◆ **Work required**
The answer must be one number: how many lines in the data below include the string "conversation".

─── Information shown

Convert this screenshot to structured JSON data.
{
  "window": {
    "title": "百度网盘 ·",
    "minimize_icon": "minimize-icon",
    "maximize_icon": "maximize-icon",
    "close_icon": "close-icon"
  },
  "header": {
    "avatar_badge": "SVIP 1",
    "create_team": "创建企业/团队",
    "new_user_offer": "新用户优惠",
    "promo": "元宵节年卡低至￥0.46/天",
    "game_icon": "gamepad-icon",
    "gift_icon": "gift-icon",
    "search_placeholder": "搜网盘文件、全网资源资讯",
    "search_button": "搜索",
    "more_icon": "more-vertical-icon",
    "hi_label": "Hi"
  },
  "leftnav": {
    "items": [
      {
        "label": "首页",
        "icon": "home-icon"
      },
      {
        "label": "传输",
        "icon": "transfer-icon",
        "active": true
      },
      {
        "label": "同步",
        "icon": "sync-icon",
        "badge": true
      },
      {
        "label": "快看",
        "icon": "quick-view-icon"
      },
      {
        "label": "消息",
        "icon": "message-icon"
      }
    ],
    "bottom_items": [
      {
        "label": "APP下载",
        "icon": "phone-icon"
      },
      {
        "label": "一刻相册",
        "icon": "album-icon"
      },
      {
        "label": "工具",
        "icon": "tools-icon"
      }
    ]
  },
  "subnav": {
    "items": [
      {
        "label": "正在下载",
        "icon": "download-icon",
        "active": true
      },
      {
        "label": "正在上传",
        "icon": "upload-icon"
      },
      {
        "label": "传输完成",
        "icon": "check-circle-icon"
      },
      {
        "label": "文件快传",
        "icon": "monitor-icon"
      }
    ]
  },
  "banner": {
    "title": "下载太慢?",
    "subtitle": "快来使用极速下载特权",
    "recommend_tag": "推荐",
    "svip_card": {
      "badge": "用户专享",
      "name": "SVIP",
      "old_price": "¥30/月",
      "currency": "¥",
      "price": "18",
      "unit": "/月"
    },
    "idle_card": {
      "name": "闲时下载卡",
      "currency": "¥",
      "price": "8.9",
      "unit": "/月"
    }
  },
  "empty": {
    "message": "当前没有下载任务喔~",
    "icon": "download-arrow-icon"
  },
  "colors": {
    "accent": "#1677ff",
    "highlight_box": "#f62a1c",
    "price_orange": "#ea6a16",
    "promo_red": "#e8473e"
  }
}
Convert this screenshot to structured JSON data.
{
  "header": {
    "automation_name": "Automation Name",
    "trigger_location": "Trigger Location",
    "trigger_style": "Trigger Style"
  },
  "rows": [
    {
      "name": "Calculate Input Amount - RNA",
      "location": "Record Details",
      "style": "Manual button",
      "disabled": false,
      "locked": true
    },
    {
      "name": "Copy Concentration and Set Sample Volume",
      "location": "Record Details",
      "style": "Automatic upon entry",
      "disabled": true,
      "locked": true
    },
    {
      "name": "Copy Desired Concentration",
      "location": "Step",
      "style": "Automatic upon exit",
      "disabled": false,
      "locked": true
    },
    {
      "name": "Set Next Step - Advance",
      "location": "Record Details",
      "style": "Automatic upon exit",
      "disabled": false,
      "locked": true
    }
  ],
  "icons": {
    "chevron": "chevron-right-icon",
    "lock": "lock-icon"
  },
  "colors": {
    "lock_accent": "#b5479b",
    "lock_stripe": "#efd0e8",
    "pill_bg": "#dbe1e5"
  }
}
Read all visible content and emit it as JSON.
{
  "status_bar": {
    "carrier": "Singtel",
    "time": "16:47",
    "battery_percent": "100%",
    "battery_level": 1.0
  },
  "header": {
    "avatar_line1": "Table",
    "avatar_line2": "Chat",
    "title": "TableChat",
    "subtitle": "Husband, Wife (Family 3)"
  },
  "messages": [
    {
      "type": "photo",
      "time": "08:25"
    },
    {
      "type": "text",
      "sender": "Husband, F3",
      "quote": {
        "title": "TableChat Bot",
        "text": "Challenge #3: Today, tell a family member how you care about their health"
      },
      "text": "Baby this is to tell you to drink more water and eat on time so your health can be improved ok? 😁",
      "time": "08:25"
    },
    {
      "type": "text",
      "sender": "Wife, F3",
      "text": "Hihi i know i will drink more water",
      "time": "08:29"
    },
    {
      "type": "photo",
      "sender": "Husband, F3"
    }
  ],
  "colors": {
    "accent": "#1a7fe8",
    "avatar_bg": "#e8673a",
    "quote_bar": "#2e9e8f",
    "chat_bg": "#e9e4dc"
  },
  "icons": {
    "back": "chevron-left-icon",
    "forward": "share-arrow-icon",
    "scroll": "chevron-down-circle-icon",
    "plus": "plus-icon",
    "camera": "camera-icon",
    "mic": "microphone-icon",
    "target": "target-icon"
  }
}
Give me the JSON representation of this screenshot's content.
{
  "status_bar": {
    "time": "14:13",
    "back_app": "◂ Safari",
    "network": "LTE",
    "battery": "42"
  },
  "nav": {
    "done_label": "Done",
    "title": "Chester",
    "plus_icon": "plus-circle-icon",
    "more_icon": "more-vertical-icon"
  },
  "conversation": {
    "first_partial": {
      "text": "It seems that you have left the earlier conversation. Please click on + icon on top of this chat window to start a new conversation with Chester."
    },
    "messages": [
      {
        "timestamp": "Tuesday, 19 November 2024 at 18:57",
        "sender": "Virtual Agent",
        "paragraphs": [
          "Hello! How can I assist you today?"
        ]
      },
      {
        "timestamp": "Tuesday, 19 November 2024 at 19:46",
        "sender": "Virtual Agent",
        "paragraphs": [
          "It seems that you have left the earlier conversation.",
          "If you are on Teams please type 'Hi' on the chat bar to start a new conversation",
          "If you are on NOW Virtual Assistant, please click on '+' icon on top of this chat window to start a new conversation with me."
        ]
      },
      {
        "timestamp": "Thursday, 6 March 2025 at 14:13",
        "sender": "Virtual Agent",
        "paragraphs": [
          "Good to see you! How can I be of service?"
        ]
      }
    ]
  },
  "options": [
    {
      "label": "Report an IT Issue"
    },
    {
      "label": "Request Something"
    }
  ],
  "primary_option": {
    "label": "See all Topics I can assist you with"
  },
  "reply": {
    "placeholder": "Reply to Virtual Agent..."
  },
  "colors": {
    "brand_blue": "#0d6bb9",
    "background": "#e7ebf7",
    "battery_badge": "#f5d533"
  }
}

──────

◆ **Answer section**
5